● Task prompt
Below are entries; write every one of them out again exactly.

● Input records
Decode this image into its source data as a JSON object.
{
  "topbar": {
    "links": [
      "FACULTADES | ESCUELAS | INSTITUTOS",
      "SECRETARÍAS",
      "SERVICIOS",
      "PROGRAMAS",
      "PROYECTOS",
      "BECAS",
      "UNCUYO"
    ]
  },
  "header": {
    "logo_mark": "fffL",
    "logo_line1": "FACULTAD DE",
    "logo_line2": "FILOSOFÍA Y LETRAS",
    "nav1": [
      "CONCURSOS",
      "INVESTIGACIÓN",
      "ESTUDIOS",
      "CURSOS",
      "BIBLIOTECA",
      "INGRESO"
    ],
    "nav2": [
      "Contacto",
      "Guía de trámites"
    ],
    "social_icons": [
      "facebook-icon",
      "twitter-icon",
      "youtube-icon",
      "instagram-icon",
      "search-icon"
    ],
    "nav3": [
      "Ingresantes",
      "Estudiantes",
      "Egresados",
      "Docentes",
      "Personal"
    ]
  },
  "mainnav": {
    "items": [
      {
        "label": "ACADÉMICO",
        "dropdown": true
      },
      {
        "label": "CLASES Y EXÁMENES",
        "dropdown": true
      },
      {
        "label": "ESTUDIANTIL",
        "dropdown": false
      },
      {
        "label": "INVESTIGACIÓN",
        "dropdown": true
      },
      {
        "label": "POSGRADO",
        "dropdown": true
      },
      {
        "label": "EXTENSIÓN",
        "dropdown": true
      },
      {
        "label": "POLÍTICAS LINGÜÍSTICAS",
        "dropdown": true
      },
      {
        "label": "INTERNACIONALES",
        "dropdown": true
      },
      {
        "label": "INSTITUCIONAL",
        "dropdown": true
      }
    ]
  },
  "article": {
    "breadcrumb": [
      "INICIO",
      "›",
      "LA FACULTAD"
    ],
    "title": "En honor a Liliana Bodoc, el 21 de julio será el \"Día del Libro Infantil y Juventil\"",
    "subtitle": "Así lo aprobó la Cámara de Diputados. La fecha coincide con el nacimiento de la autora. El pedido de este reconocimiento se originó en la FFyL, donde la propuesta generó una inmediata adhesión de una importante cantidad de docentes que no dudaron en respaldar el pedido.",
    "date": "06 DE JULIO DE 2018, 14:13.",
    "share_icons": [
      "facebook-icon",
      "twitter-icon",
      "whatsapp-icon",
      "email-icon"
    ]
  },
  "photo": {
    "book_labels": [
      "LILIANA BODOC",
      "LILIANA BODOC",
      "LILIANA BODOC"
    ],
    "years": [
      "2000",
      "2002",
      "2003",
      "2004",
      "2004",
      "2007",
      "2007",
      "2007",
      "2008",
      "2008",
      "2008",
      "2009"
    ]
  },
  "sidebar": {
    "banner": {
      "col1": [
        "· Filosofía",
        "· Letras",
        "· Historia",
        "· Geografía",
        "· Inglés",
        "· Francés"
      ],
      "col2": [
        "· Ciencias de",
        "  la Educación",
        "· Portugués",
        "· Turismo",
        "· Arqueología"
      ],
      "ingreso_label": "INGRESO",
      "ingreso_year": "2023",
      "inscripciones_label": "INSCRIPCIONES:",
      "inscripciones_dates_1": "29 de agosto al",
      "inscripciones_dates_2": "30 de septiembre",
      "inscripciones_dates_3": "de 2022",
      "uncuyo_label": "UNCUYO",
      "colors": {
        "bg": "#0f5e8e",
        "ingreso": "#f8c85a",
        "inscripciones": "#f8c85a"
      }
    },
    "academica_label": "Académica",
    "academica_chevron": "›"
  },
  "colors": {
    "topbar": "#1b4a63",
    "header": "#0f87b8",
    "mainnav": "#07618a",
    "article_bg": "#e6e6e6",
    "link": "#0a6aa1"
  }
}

● Task solution
Decode this image into its source data as a JSON object.
{
  "topbar": {
    "links": [
      "FACULTADES | ESCUELAS | INSTITUTOS",
      "SECRETARÍAS",
      "SERVICIOS",
      "PROGRAMAS",
      "PROYECTOS",
      "BECAS",
      "UNCUYO"
    ]
  },
  "header": {
    "logo_mark": "fffL",
    "logo_line1": "FACULTAD DE",
    "logo_line2": "FILOSOFÍA Y LETRAS",
    "nav1": [
      "CONCURSOS",
      "INVESTIGACIÓN",
      "ESTUDIOS",
      "CURSOS",
      "BIBLIOTECA",
      "INGRESO"
    ],
    "nav2": [
      "Contacto",
      "Guía de trámites"
    ],
    "social_icons": [
      "facebook-icon",
      "twitter-icon",
      "youtube-icon",
      "instagram-icon",
      "search-icon"
    ],
    "nav3": [
      "Ingresantes",
      "Estudiantes",
      "Egresados",
      "Docentes",
      "Personal"
    ]
  },
  "mainnav": {
    "items": [
      {
        "label": "ACADÉMICO",
        "dropdown": true
      },
      {
        "label": "CLASES Y EXÁMENES",
        "dropdown": true
      },
      {
        "label": "ESTUDIANTIL",
        "dropdown": false
      },
      {
        "label": "INVESTIGACIÓN",
        "dropdown": true
      },
      {
        "label": "POSGRADO",
        "dropdown": true
      },
      {
        "label": "EXTENSIÓN",
        "dropdown": true
      },
      {
        "label": "POLÍTICAS LINGÜÍSTICAS",
        "dropdown": true
      },
      {
        "label": "INTERNACIONALES",
        "dropdown": true
      },
      {
        "label": "INSTITUCIONAL",
        "dropdown": true
      }
    ]
  },
  "article": {
    "breadcrumb": [
      "INICIO",
      "›",
      "LA FACULTAD"
    ],
    "title": "En honor a Liliana Bodoc, el 21 de julio será el \"Día del Libro Infantil y Juventil\"",
    "subtitle": "Así lo aprobó la Cámara de Diputados. La fecha coincide con el nacimiento de la autora. El pedido de este reconocimiento se originó en la FFyL, donde la propuesta generó una inmediata adhesión de una importante cantidad de docentes que no dudaron en respaldar el pedido.",
    "date": "06 DE JULIO DE 2018, 14:13.",
    "share_icons": [
      "facebook-icon",
      "twitter-icon",
      "whatsapp-icon",
      "email-icon"
    ]
  },
  "photo": {
    "book_labels": [
      "LILIANA BODOC",
      "LILIANA BODOC",
      "LILIANA BODOC"
    ],
    "years": [
      "2000",
      "2002",
      "2003",
      "2004",
      "2004",
      "2007",
      "2007",
      "2007",
      "2008",
      "2008",
      "2008",
      "2009"
    ]
  },
  "sidebar": {
    "banner": {
      "col1": [
        "· Filosofía",
        "· Letras",
        "· Historia",
        "· Geografía",
        "· Inglés",
        "· Francés"
      ],
      "col2": [
        "· Ciencias de",
        "  la Educación",
        "· Portugués",
        "· Turismo",
        "· Arqueología"
      ],
      "ingreso_label": "INGRESO",
      "ingreso_year": "2023",
      "inscripciones_label": "INSCRIPCIONES:",
      "inscripciones_dates_1": "29 de agosto al",
      "inscripciones_dates_2": "30 de septiembre",
      "inscripciones_dates_3": "de 2022",
      "uncuyo_label": "UNCUYO",
      "colors": {
        "bg": "#0f5e8e",
        "ingreso": "#f8c85a",
        "inscripciones": "#f8c85a"
      }
    },
    "academica_label": "Académica",
    "academica_chevron": "›"
  },
  "colors": {
    "topbar": "#1b4a63",
    "header": "#0f87b8",
    "mainnav": "#07618a",
    "article_bg": "#e6e6e6",
    "link": "#0a6aa1"
  }
}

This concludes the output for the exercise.